Jarosław Kaczyński has convinced Poland that it is threatened by a shadowy leftwing cabal – and become the country’s most powerful man.
In late January 1993, three years after the abolition of the Soviet-imposed Polish People’s Republic, a crowd of 5,000 demonstrators marched on the Warsaw residence of Lech Wałęsa. As the chairman of Solidarity, the independent trade union and mass opposition movement that negotiated communist Poland’s demise, Wałęsa is widely credited with initiating the chain of events that led to the collapse of the Soviet Union and a peaceful resolution to the cold war. But after he became post-communist Poland’s first democratically elected president, his critics circulated rumours that he had been a communist collaborator all along. Chanting “We want a president, not an agent,” the demonstrators burnt the Nobel peace prizewinner in effigy.
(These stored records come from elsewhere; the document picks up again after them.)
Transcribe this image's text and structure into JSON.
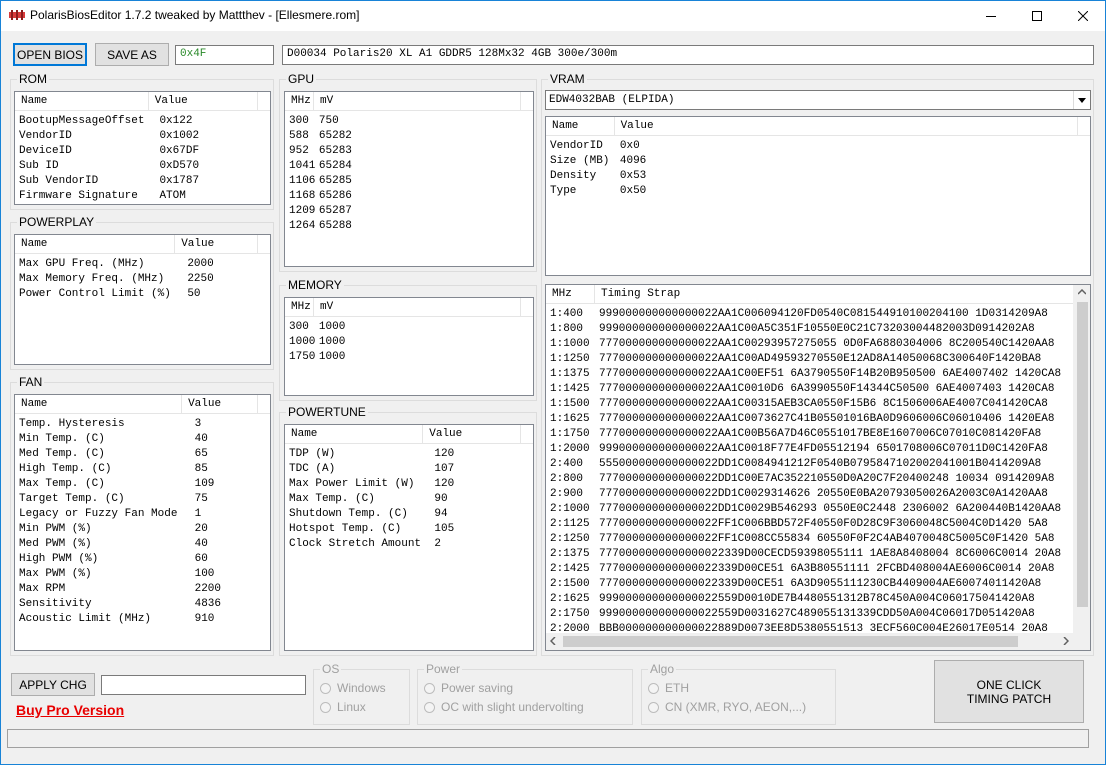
{
  "window": {
    "title": "PolarisBiosEditor 1.7.2 tweaked by Mattthev  - [Ellesmere.rom]",
    "controls": [
      "minimize-icon",
      "maximize-icon",
      "close-icon"
    ]
  },
  "toolbar": {
    "open_label": "OPEN BIOS",
    "save_label": "SAVE AS",
    "checksum_value": "0x4F",
    "bios_description": "D00034 Polaris20 XL A1 GDDR5 128Mx32 4GB 300e/300m"
  },
  "rom": {
    "title": "ROM",
    "headers": [
      "Name",
      "Value"
    ],
    "rows": [
      [
        "BootupMessageOffset",
        "0x122"
      ],
      [
        "VendorID",
        "0x1002"
      ],
      [
        "DeviceID",
        "0x67DF"
      ],
      [
        "Sub ID",
        "0xD570"
      ],
      [
        "Sub VendorID",
        "0x1787"
      ],
      [
        "Firmware Signature",
        "ATOM"
      ]
    ]
  },
  "powerplay": {
    "title": "POWERPLAY",
    "headers": [
      "Name",
      "Value"
    ],
    "rows": [
      [
        "Max GPU Freq. (MHz)",
        "2000"
      ],
      [
        "Max Memory Freq. (MHz)",
        "2250"
      ],
      [
        "Power Control Limit (%)",
        "50"
      ]
    ]
  },
  "fan": {
    "title": "FAN",
    "headers": [
      "Name",
      "Value"
    ],
    "rows": [
      [
        "Temp. Hysteresis",
        "3"
      ],
      [
        "Min Temp. (C)",
        "40"
      ],
      [
        "Med Temp. (C)",
        "65"
      ],
      [
        "High Temp. (C)",
        "85"
      ],
      [
        "Max Temp. (C)",
        "109"
      ],
      [
        "Target Temp. (C)",
        "75"
      ],
      [
        "Legacy or Fuzzy Fan Mode",
        "1"
      ],
      [
        "Min PWM (%)",
        "20"
      ],
      [
        "Med PWM (%)",
        "40"
      ],
      [
        "High PWM (%)",
        "60"
      ],
      [
        "Max PWM (%)",
        "100"
      ],
      [
        "Max RPM",
        "2200"
      ],
      [
        "Sensitivity",
        "4836"
      ],
      [
        "Acoustic Limit (MHz)",
        "910"
      ]
    ]
  },
  "gpu": {
    "title": "GPU",
    "headers": [
      "MHz",
      "mV"
    ],
    "rows": [
      [
        "300",
        "750"
      ],
      [
        "588",
        "65282"
      ],
      [
        "952",
        "65283"
      ],
      [
        "1041",
        "65284"
      ],
      [
        "1106",
        "65285"
      ],
      [
        "1168",
        "65286"
      ],
      [
        "1209",
        "65287"
      ],
      [
        "1264",
        "65288"
      ]
    ]
  },
  "memory": {
    "title": "MEMORY",
    "headers": [
      "MHz",
      "mV"
    ],
    "rows": [
      [
        "300",
        "1000"
      ],
      [
        "1000",
        "1000"
      ],
      [
        "1750",
        "1000"
      ]
    ]
  },
  "powertune": {
    "title": "POWERTUNE",
    "headers": [
      "Name",
      "Value"
    ],
    "rows": [
      [
        "TDP (W)",
        "120"
      ],
      [
        "TDC (A)",
        "107"
      ],
      [
        "Max Power Limit (W)",
        "120"
      ],
      [
        "Max Temp. (C)",
        "90"
      ],
      [
        "Shutdown Temp. (C)",
        "94"
      ],
      [
        "Hotspot Temp. (C)",
        "105"
      ],
      [
        "Clock Stretch Amount",
        "2"
      ]
    ]
  },
  "vram": {
    "title": "VRAM",
    "selected_chip": "EDW4032BAB (ELPIDA)",
    "headers": [
      "Name",
      "Value"
    ],
    "rows": [
      [
        "VendorID",
        "0x0"
      ],
      [
        "Size (MB)",
        "4096"
      ],
      [
        "Density",
        "0x53"
      ],
      [
        "Type",
        "0x50"
      ]
    ]
  },
  "timings": {
    "headers": [
      "MHz",
      "Timing Strap"
    ],
    "rows": [
      [
        "1:400",
        "999000000000000022AA1C006094120FD0540C081544910100204100 1D0314209A8"
      ],
      [
        "1:800",
        "999000000000000022AA1C00A5C351F10550E0C21C73203004482003D0914202A8"
      ],
      [
        "1:1000",
        "777000000000000022AA1C00293957275055 0D0FA6880304006 8C200540C1420AA8"
      ],
      [
        "1:1250",
        "777000000000000022AA1C00AD49593270550E12AD8A14050068C300640F1420BA8"
      ],
      [
        "1:1375",
        "777000000000000022AA1C00EF51 6A3790550F14B20B950500 6AE4007402 1420CA8"
      ],
      [
        "1:1425",
        "777000000000000022AA1C0010D6 6A3990550F14344C50500 6AE4007403 1420CA8"
      ],
      [
        "1:1500",
        "777000000000000022AA1C00315AEB3CA0550F15B6 8C1506006AE4007C041420CA8"
      ],
      [
        "1:1625",
        "777000000000000022AA1C0073627C41B05501016BA0D9606006C06010406 1420EA8"
      ],
      [
        "1:1750",
        "777000000000000022AA1C00B56A7D46C0551017BE8E1607006C07010C081420FA8"
      ],
      [
        "1:2000",
        "999000000000000022AA1C0018F77E4FD05512194 6501708006C07011D0C1420FA8"
      ],
      [
        "2:400",
        "555000000000000022DD1C0084941212F0540B0795847102002041001B0414209A8"
      ],
      [
        "2:800",
        "777000000000000022DD1C00E7AC352210550D0A20C7F20400248 10034 0914209A8"
      ],
      [
        "2:900",
        "777000000000000022DD1C0029314626 20550E0BA20793050026A2003C0A1420AA8"
      ],
      [
        "2:1000",
        "777000000000000022DD1C0029B546293 0550E0C2448 2306002 6A200440B1420AA8"
      ],
      [
        "2:1125",
        "777000000000000022FF1C006BBD572F40550F0D28C9F3060048C5004C0D1420 5A8"
      ],
      [
        "2:1250",
        "777000000000000022FF1C008CC55834 60550F0F2C4AB4070048C5005C0F1420 5A8"
      ],
      [
        "2:1375",
        "7770000000000000022339D00CECD59398055111 1AE8A8408004 8C6006C0014 20A8"
      ],
      [
        "2:1425",
        "777000000000000022339D00CE51 6A3B80551111 2FCBD408004AE6006C0014 20A8"
      ],
      [
        "2:1500",
        "777000000000000022339D00CE51 6A3D9055111230CB4409004AE60074011420A8"
      ],
      [
        "2:1625",
        "999000000000000022559D0010DE7B4480551312B78C450A004C060175041420A8"
      ],
      [
        "2:1750",
        "999000000000000022559D0031627C489055131339CDD50A004C06017D051420A8"
      ],
      [
        "2:2000",
        "BBB000000000000022889D0073EE8D5380551513 3ECF560C004E26017E0514 20A8"
      ]
    ]
  },
  "bottom": {
    "apply_label": "APPLY CHG",
    "apply_input_value": "",
    "buy_label": "Buy Pro Version",
    "os_title": "OS",
    "os_options": [
      "Windows",
      "Linux"
    ],
    "power_title": "Power",
    "power_options": [
      "Power saving",
      "OC with slight undervolting"
    ],
    "algo_title": "Algo",
    "algo_options": [
      "ETH",
      "CN (XMR, RYO, AEON,...)"
    ],
    "timing_patch_label": "ONE CLICK TIMING PATCH",
    "status_text": ""
  }
}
Their leaders included a former Solidarity functionary called Jarosław Kaczyński. Armed with a megaphone, he angrily denounced his former leader: “He was supposed to be our president, but he turned out to be their president, the president of the reds!”